New South Wales and Queensland governments have shunned evidence that shark nets could do more harm than good and plan to keep them offshore.
A federal parliamentary inquiry, with Labor and Greens senators the majority, found it was impossible to measure the effectiveness of shark nets – while the significant damage to marine wildlife was clear.
The committee handed down 20 recommendations including that the state governments immediately replace lethal drum lines with SMART drum lines and phase out shark meshing programs.
But the NSW Liberal and Queensland Labor governments have both said they have no plans of rolling back what they say is a “life-saving measure”.
Saving lives or public relations exercise?
NSW Greens marine spokesperson Justin Field described their defence of the “death traps” as a “public relations exercise”.
“The fact that the government is going to stick with the shark netting program after all the evidence including the senate inquiry shows that this has never been about science and evidence-based decision making,” Mr Field told The New Daily.
“This is about fear, and it’s about public relations.
“The risk of shark bites remains very, very, very low. What we do know is that you’re far more likely to drown on our beaches than be bitten by a shark, and if we were genuine about keeping people safe in the water, we would put those resources into lifeguarding.”
Only one person has died of a shark attack at one of the 85 protected Queensland beaches since netting was rolled out in the state 55 years ago. There has been one shark attack fatality at a meshed NSW beach since the 1930s, while there have been at least 13 attacks at unmeshed beaches on the NSW north coast over the past two years.
The senate report noted while the risk of encountering a shark was rare, any shark-related fatalities, injuries or near-misses captured huge public and media attention, influencing community demands for action.
“The committee is concerned that a heightened fear of sharks has led to responses that may calm the public and appear to provide an effective response but which are not verified by scientific evidence,” the report said.
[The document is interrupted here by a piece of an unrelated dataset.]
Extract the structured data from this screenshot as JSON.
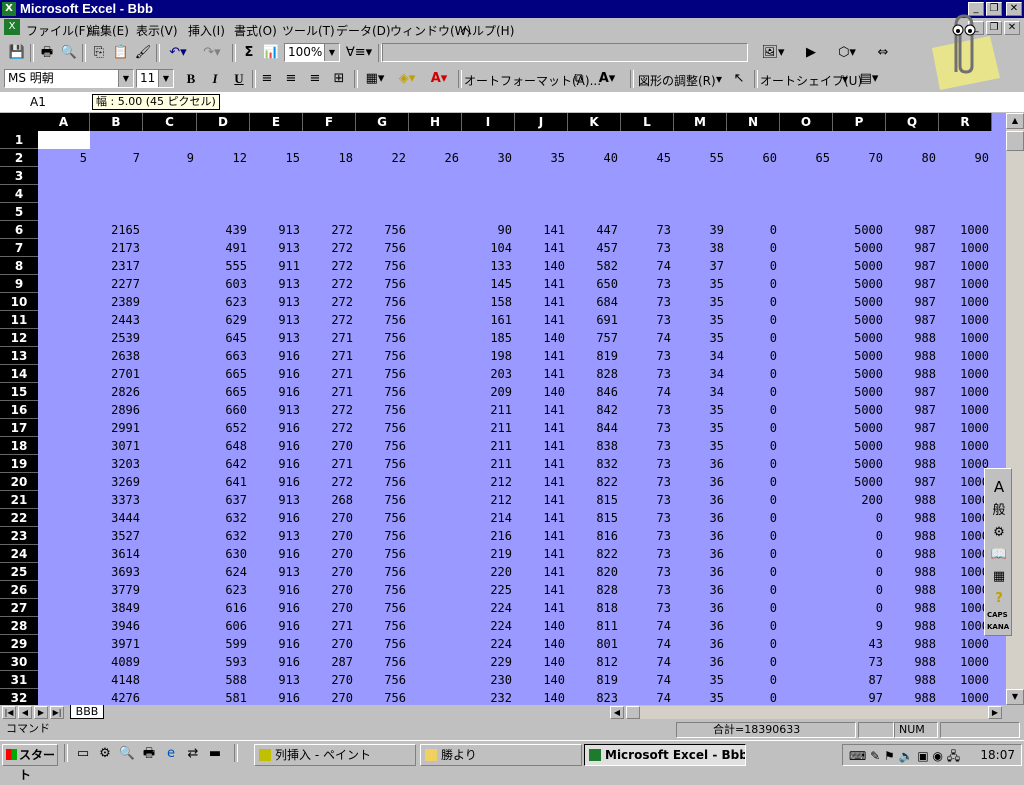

Evidence to the Senate inquiry said tens of thousands of marine animals have died in each state since the introduction of netting, including protected and endangered species.
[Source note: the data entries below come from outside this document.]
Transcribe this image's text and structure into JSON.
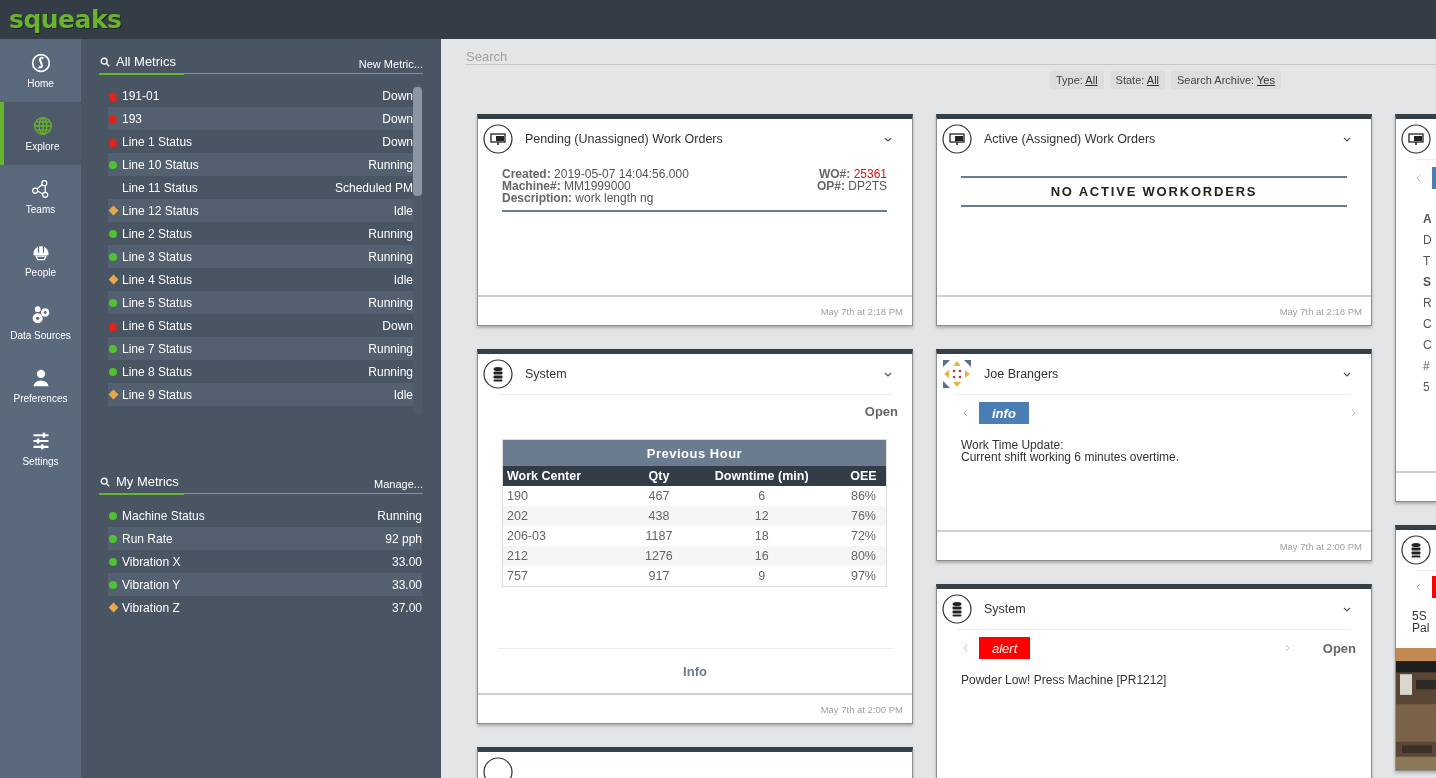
{
  "logo": "squeaks",
  "nav": [
    {
      "label": "Home",
      "kind": "home",
      "selected": false
    },
    {
      "label": "Explore",
      "kind": "globe",
      "selected": true
    },
    {
      "label": "Teams",
      "kind": "teams",
      "selected": false
    },
    {
      "label": "People",
      "kind": "helmet",
      "selected": false
    },
    {
      "label": "Data Sources",
      "kind": "gears",
      "selected": false
    },
    {
      "label": "Preferences",
      "kind": "person",
      "selected": false
    },
    {
      "label": "Settings",
      "kind": "sliders",
      "selected": false
    }
  ],
  "all_metrics": {
    "title": "All Metrics",
    "action": "New Metric...",
    "rows": [
      {
        "name": "191-01",
        "value": "Down",
        "kind": "down"
      },
      {
        "name": "193",
        "value": "Down",
        "kind": "down"
      },
      {
        "name": "Line 1 Status",
        "value": "Down",
        "kind": "down"
      },
      {
        "name": "Line 10 Status",
        "value": "Running",
        "kind": "running"
      },
      {
        "name": "Line 11 Status",
        "value": "Scheduled PM",
        "kind": "none"
      },
      {
        "name": "Line 12 Status",
        "value": "Idle",
        "kind": "idle"
      },
      {
        "name": "Line 2 Status",
        "value": "Running",
        "kind": "running"
      },
      {
        "name": "Line 3 Status",
        "value": "Running",
        "kind": "running"
      },
      {
        "name": "Line 4 Status",
        "value": "Idle",
        "kind": "idle"
      },
      {
        "name": "Line 5 Status",
        "value": "Running",
        "kind": "running"
      },
      {
        "name": "Line 6 Status",
        "value": "Down",
        "kind": "down"
      },
      {
        "name": "Line 7 Status",
        "value": "Running",
        "kind": "running"
      },
      {
        "name": "Line 8 Status",
        "value": "Running",
        "kind": "running"
      },
      {
        "name": "Line 9 Status",
        "value": "Idle",
        "kind": "idle"
      }
    ]
  },
  "my_metrics": {
    "title": "My Metrics",
    "action": "Manage...",
    "rows": [
      {
        "name": "Machine Status",
        "value": "Running",
        "kind": "running"
      },
      {
        "name": "Run Rate",
        "value": "92 pph",
        "kind": "running"
      },
      {
        "name": "Vibration X",
        "value": "33.00",
        "kind": "running"
      },
      {
        "name": "Vibration Y",
        "value": "33.00",
        "kind": "running"
      },
      {
        "name": "Vibration Z",
        "value": "37.00",
        "kind": "idle"
      }
    ]
  },
  "search": {
    "placeholder": "Search"
  },
  "filters": [
    {
      "label": "Type:",
      "value": "All"
    },
    {
      "label": "State:",
      "value": "All"
    },
    {
      "label": "Search Archive:",
      "value": "Yes"
    }
  ],
  "columns": [
    [
      {
        "kind": "workorders",
        "header": {
          "kind": "workorders"
        },
        "title": "Pending (Unassigned) Work Orders",
        "timestamp": "May 7th at 2:18 PM",
        "left": [
          {
            "label": "Created:",
            "value": "2019-05-07 14:04:56.000",
            "emphasis": false
          },
          {
            "label": "Machine#:",
            "value": "MM1999000",
            "emphasis": false
          },
          {
            "label": "Description:",
            "value": "work length ng",
            "emphasis": false
          }
        ],
        "right": [
          {
            "label": "WO#:",
            "value": "25361",
            "emphasis": true
          },
          {
            "label": "OP#:",
            "value": "DP2TS",
            "emphasis": false
          }
        ]
      },
      {
        "kind": "table",
        "header": {
          "kind": "system"
        },
        "title": "System",
        "timestamp": "May 7th at 2:00 PM",
        "action": "Open",
        "link": "Info",
        "table": {
          "title": "Previous Hour",
          "columns": [
            "Work Center",
            "Qty",
            "Downtime (min)",
            "OEE"
          ],
          "rows": [
            [
              "190",
              "467",
              "6",
              "86%"
            ],
            [
              "202",
              "438",
              "12",
              "76%"
            ],
            [
              "206-03",
              "1187",
              "18",
              "72%"
            ],
            [
              "212",
              "1276",
              "16",
              "80%"
            ],
            [
              "757",
              "917",
              "9",
              "97%"
            ]
          ]
        }
      },
      {
        "kind": "stub",
        "header": {
          "kind": "unknown"
        }
      }
    ],
    [
      {
        "kind": "empty",
        "header": {
          "kind": "workorders"
        },
        "title": "Active (Assigned) Work Orders",
        "timestamp": "May 7th at 2:18 PM",
        "notice": "NO ACTIVE WORKORDERS"
      },
      {
        "kind": "message",
        "header": {
          "kind": "user"
        },
        "title": "Joe Brangers",
        "timestamp": "May 7th at 2:00 PM",
        "badge": {
          "label": "info",
          "kind": "info"
        },
        "lines": [
          "Work Time Update:",
          "Current shift working 6 minutes overtime."
        ]
      },
      {
        "kind": "message",
        "header": {
          "kind": "system"
        },
        "title": "System",
        "badge": {
          "label": "alert",
          "kind": "alert"
        },
        "action": "Open",
        "lines": [
          "Powder Low! Press Machine [PR1212]"
        ]
      }
    ],
    [
      {
        "kind": "fragment",
        "header": {
          "kind": "workorders"
        },
        "badge": {
          "kind": "info"
        },
        "letters": [
          {
            "text": "A",
            "bold": true
          },
          {
            "text": "D",
            "bold": false
          },
          {
            "text": "T",
            "bold": false
          },
          {
            "text": "S",
            "bold": true
          },
          {
            "text": "R",
            "bold": false
          },
          {
            "text": "C",
            "bold": false
          },
          {
            "text": "C",
            "bold": false
          },
          {
            "text": "#",
            "bold": false
          },
          {
            "text": "5",
            "bold": false
          }
        ]
      },
      {
        "kind": "message",
        "header": {
          "kind": "system"
        },
        "badge": {
          "kind": "alert"
        },
        "lines": [
          "5S",
          "Pal"
        ],
        "picture": true
      }
    ]
  ]
}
NSW said it would review recent modifications to its second net trial on north coast beaches, a spokeswoman for Primary Industries Minister Niall Blair said.
In the north coast trial, just 3 per cent of marine life caught in the netting were targeted sharks. The overall survival rate was 47 per cent, according to the trial report released in August.
Queensland Agriculture and Fisheries minister Mark Furner said the incumbent Palaszsczuk government remained “steadfast” in its support for the Shark Control Program.
“It has undoubtedly saved lives and that’s why it will continue,” Mr Furner told The New Daily.
<br /> Our submission to the Senate inquiry made it absolutely clear that the safety of humans is the priority and that any moves to remove the protections on our beaches will place lives at risk.”
University of Sydney shark bite researcher Dr Christopher Neff insisted nets were not a “reputable approach” to beach safety.
“If the government ignores the most comprehensive study on shark prevention in Australia, they need to rethink their approach,” Dr Neff said.
“There is absolutely no evidence to support that shark nets are the leading beach safety option.”
He urged the government to consider drones as an inexpensive early warning direction system that would work “phenomenally” with shark shields on surfboards.
The report favours non-lethal shark control measures such as eco barriers, which physically separate swimmers from sharks, sonar technology, and various shark-spotting techniques.